About this exercise:
Print all the records below, word for word and in full.

**** Data section

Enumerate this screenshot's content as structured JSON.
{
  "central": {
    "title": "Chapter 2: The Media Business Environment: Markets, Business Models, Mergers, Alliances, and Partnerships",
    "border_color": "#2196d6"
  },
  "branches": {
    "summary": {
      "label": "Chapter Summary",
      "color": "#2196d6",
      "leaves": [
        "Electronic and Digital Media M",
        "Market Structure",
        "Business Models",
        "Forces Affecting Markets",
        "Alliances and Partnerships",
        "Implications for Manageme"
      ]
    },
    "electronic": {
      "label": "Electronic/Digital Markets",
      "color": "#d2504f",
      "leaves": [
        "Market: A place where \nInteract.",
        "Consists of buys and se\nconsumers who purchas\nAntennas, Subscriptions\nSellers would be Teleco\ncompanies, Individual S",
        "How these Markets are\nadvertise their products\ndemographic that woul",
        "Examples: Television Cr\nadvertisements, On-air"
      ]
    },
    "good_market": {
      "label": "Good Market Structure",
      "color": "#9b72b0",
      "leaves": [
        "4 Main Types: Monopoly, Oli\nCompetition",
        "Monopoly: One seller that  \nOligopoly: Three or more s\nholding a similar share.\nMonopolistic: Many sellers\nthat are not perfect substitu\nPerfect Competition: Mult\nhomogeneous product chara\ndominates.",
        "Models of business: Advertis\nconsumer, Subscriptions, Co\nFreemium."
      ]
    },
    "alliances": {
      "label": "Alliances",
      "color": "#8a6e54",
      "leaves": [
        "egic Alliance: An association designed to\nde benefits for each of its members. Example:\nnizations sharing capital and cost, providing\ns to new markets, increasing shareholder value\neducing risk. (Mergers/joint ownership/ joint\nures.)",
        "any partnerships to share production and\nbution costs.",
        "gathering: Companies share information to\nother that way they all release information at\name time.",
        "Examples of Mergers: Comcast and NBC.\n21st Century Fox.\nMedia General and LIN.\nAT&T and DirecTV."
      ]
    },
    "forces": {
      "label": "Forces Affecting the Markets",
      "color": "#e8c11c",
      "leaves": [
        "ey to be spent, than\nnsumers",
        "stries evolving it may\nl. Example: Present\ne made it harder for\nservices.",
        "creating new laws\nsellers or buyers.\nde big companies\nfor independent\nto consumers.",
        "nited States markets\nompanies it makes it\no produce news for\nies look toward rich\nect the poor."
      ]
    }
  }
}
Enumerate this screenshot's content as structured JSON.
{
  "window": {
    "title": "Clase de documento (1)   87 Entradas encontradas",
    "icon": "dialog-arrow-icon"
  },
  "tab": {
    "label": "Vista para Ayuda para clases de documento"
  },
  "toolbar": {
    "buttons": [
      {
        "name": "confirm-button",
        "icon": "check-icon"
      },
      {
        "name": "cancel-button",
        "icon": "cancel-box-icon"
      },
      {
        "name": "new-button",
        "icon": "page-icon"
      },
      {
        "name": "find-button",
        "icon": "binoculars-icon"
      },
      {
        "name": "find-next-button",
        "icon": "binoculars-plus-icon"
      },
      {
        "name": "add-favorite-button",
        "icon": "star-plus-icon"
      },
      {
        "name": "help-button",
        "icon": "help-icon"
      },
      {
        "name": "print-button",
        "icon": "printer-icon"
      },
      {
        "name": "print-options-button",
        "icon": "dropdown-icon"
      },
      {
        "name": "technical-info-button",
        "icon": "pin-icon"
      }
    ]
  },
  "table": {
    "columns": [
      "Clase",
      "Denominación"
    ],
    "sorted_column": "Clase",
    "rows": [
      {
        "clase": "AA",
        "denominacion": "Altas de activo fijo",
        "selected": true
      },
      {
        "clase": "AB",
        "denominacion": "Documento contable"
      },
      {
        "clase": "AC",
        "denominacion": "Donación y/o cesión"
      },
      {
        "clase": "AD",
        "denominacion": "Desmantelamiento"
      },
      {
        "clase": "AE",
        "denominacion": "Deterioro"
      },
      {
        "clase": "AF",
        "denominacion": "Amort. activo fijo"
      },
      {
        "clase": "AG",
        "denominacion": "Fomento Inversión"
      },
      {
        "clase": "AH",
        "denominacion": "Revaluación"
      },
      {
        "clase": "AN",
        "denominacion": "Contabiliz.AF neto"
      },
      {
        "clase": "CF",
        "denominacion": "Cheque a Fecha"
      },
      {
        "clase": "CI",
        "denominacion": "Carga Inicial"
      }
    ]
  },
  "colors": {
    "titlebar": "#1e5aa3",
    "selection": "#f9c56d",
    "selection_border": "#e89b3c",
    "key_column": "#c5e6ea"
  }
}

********

Answer to this problem:
Enumerate this screenshot's content as structured JSON.
{
  "central": {
    "title": "Chapter 2: The Media Business Environment: Markets, Business Models, Mergers, Alliances, and Partnerships",
    "border_color": "#2196d6"
  },
  "branches": {
    "summary": {
      "label": "Chapter Summary",
      "color": "#2196d6",
      "leaves": [
        "Electronic and Digital Media M",
        "Market Structure",
        "Business Models",
        "Forces Affecting Markets",
        "Alliances and Partnerships",
        "Implications for Manageme"
      ]
    },
    "electronic": {
      "label": "Electronic/Digital Markets",
      "color": "#d2504f",
      "leaves": [
        "Market: A place where \nInteract.",
        "Consists of buys and se\nconsumers who purchas\nAntennas, Subscriptions\nSellers would be Teleco\ncompanies, Individual S",
        "How these Markets are\nadvertise their products\ndemographic that woul",
        "Examples: Television Cr\nadvertisements, On-air"
      ]
    },
    "good_market": {
      "label": "Good Market Structure",
      "color": "#9b72b0",
      "leaves": [
        "4 Main Types: Monopoly, Oli\nCompetition",
        "Monopoly: One seller that  \nOligopoly: Three or more s\nholding a similar share.\nMonopolistic: Many sellers\nthat are not perfect substitu\nPerfect Competition: Mult\nhomogeneous product chara\ndominates.",
        "Models of business: Advertis\nconsumer, Subscriptions, Co\nFreemium."
      ]
    },
    "alliances": {
      "label": "Alliances",
      "color": "#8a6e54",
      "leaves": [
        "egic Alliance: An association designed to\nde benefits for each of its members. Example:\nnizations sharing capital and cost, providing\ns to new markets, increasing shareholder value\neducing risk. (Mergers/joint ownership/ joint\nures.)",
        "any partnerships to share production and\nbution costs.",
        "gathering: Companies share information to\nother that way they all release information at\name time.",
        "Examples of Mergers: Comcast and NBC.\n21st Century Fox.\nMedia General and LIN.\nAT&T and DirecTV."
      ]
    },
    "forces": {
      "label": "Forces Affecting the Markets",
      "color": "#e8c11c",
      "leaves": [
        "ey to be spent, than\nnsumers",
        "stries evolving it may\nl. Example: Present\ne made it harder for\nservices.",
        "creating new laws\nsellers or buyers.\nde big companies\nfor independent\nto consumers.",
        "nited States markets\nompanies it makes it\no produce news for\nies look toward rich\nect the poor."
      ]
    }
  }
}
Enumerate this screenshot's content as structured JSON.
{
  "window": {
    "title": "Clase de documento (1)   87 Entradas encontradas",
    "icon": "dialog-arrow-icon"
  },
  "tab": {
    "label": "Vista para Ayuda para clases de documento"
  },
  "toolbar": {
    "buttons": [
      {
        "name": "confirm-button",
        "icon": "check-icon"
      },
      {
        "name": "cancel-button",
        "icon": "cancel-box-icon"
      },
      {
        "name": "new-button",
        "icon": "page-icon"
      },
      {
        "name": "find-button",
        "icon": "binoculars-icon"
      },
      {
        "name": "find-next-button",
        "icon": "binoculars-plus-icon"
      },
      {
        "name": "add-favorite-button",
        "icon": "star-plus-icon"
      },
      {
        "name": "help-button",
        "icon": "help-icon"
      },
      {
        "name": "print-button",
        "icon": "printer-icon"
      },
      {
        "name": "print-options-button",
        "icon": "dropdown-icon"
      },
      {
        "name": "technical-info-button",
        "icon": "pin-icon"
      }
    ]
  },
  "table": {
    "columns": [
      "Clase",
      "Denominación"
    ],
    "sorted_column": "Clase",
    "rows": [
      {
        "clase": "AA",
        "denominacion": "Altas de activo fijo",
        "selected": true
      },
      {
        "clase": "AB",
        "denominacion": "Documento contable"
      },
      {
        "clase": "AC",
        "denominacion": "Donación y/o cesión"
      },
      {
        "clase": "AD",
        "denominacion": "Desmantelamiento"
      },
      {
        "clase": "AE",
        "denominacion": "Deterioro"
      },
      {
        "clase": "AF",
        "denominacion": "Amort. activo fijo"
      },
      {
        "clase": "AG",
        "denominacion": "Fomento Inversión"
      },
      {
        "clase": "AH",
        "denominacion": "Revaluación"
      },
      {
        "clase": "AN",
        "denominacion": "Contabiliz.AF neto"
      },
      {
        "clase": "CF",
        "denominacion": "Cheque a Fecha"
      },
      {
        "clase": "CI",
        "denominacion": "Carga Inicial"
      }
    ]
  },
  "colors": {
    "titlebar": "#1e5aa3",
    "selection": "#f9c56d",
    "selection_border": "#e89b3c",
    "key_column": "#c5e6ea"
  }
}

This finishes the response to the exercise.